> [Provided material]
□ □ □ □ □

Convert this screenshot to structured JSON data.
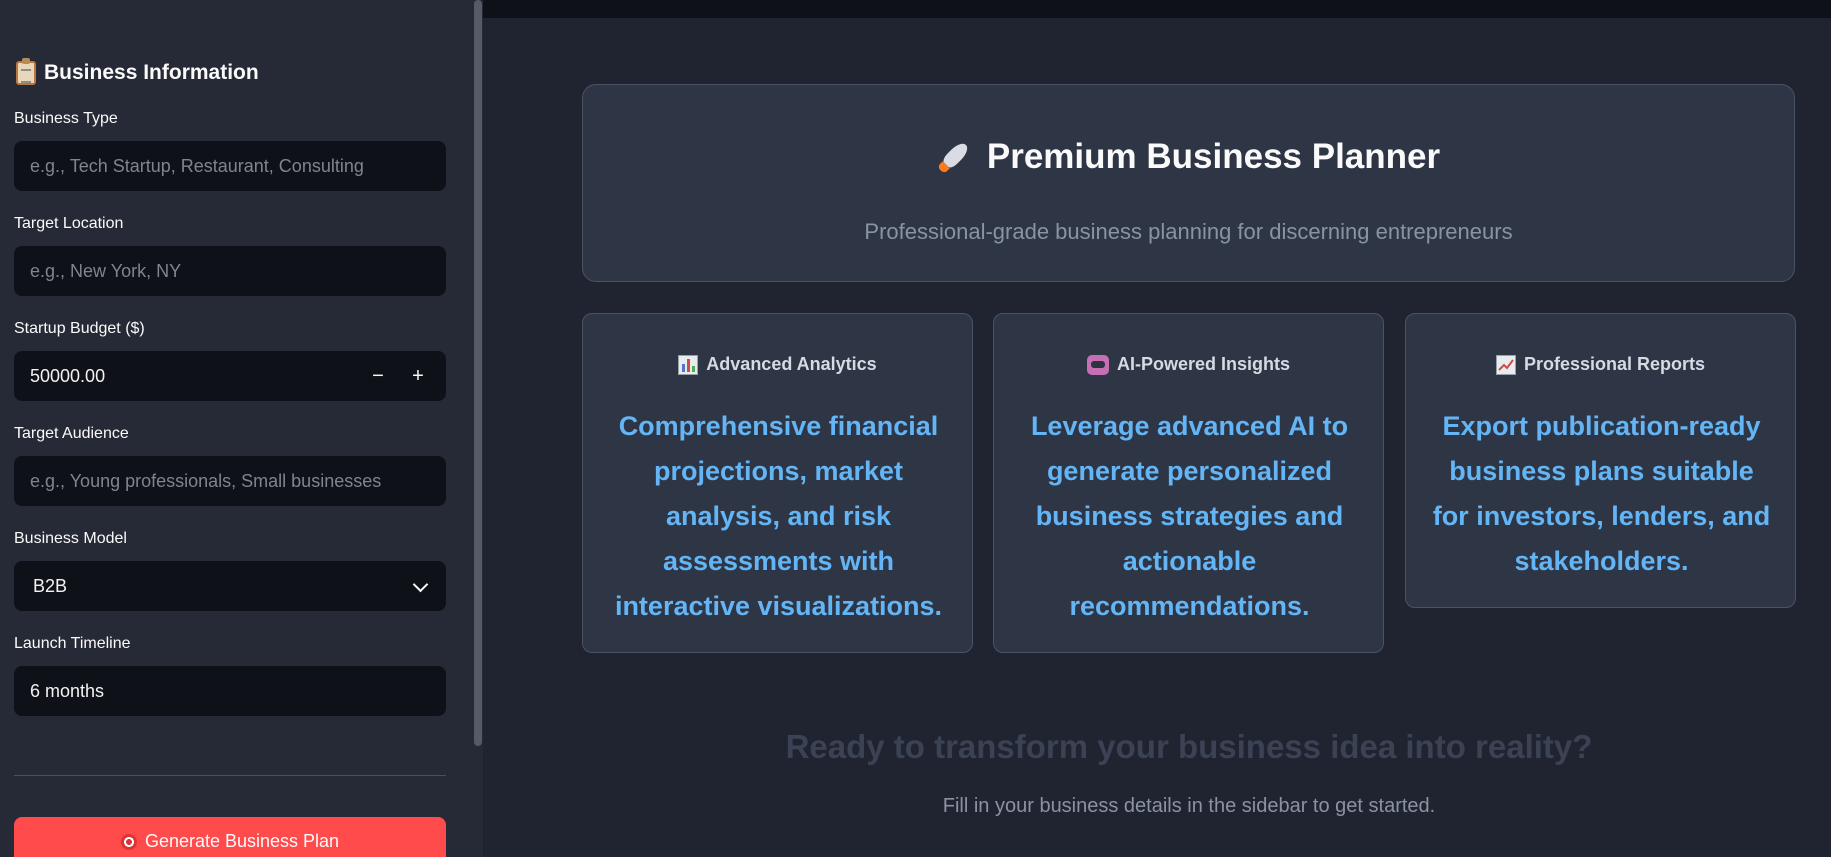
{
  "sidebar": {
    "section_title": "Business Information",
    "fields": {
      "business_type": {
        "label": "Business Type",
        "placeholder": "e.g., Tech Startup, Restaurant, Consulting",
        "value": ""
      },
      "target_location": {
        "label": "Target Location",
        "placeholder": "e.g., New York, NY",
        "value": ""
      },
      "startup_budget": {
        "label": "Startup Budget ($)",
        "value": "50000.00",
        "decrement": "−",
        "increment": "+"
      },
      "target_audience": {
        "label": "Target Audience",
        "placeholder": "e.g., Young professionals, Small businesses",
        "value": ""
      },
      "business_model": {
        "label": "Business Model",
        "selected": "B2B"
      },
      "launch_timeline": {
        "label": "Launch Timeline",
        "value": "6 months"
      }
    },
    "generate_button": "Generate Business Plan"
  },
  "hero": {
    "title": "Premium Business Planner",
    "subtitle": "Professional-grade business planning for discerning entrepreneurs"
  },
  "features": [
    {
      "title": "Advanced Analytics",
      "description": "Comprehensive financial projections, market analysis, and risk assessments with interactive visualizations."
    },
    {
      "title": "AI-Powered Insights",
      "description": "Leverage advanced AI to generate personalized business strategies and actionable recommendations."
    },
    {
      "title": "Professional Reports",
      "description": "Export publication-ready business plans suitable for investors, lenders, and stakeholders."
    }
  ],
  "cta": {
    "title": "Ready to transform your business idea into reality?",
    "subtitle": "Fill in your business details in the sidebar to get started."
  },
  "colors": {
    "accent": "#ff4b4b",
    "feature_text": "#64b5f6",
    "background": "#1f2430",
    "sidebar": "#262a36"
  }
}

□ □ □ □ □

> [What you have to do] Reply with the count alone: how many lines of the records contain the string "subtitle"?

> [Answer to this problem] 2